Segment Open
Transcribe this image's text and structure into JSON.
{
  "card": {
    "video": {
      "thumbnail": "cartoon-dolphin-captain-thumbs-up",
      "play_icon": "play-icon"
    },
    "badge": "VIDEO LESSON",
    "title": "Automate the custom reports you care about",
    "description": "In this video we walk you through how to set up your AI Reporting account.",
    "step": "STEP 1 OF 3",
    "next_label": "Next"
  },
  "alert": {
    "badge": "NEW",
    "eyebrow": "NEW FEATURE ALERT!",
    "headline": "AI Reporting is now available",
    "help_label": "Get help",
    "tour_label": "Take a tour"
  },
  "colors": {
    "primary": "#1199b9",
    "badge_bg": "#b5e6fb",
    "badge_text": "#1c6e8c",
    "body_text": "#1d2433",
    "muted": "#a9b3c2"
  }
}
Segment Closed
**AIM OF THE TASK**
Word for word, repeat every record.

**ANSWER**
Transcribe this image's text and structure into JSON.
{
  "card": {
    "video": {
      "thumbnail": "cartoon-dolphin-captain-thumbs-up",
      "play_icon": "play-icon"
    },
    "badge": "VIDEO LESSON",
    "title": "Automate the custom reports you care about",
    "description": "In this video we walk you through how to set up your AI Reporting account.",
    "step": "STEP 1 OF 3",
    "next_label": "Next"
  },
  "alert": {
    "badge": "NEW",
    "eyebrow": "NEW FEATURE ALERT!",
    "headline": "AI Reporting is now available",
    "help_label": "Get help",
    "tour_label": "Take a tour"
  },
  "colors": {
    "primary": "#1199b9",
    "badge_bg": "#b5e6fb",
    "badge_text": "#1c6e8c",
    "body_text": "#1d2433",
    "muted": "#a9b3c2"
  }
}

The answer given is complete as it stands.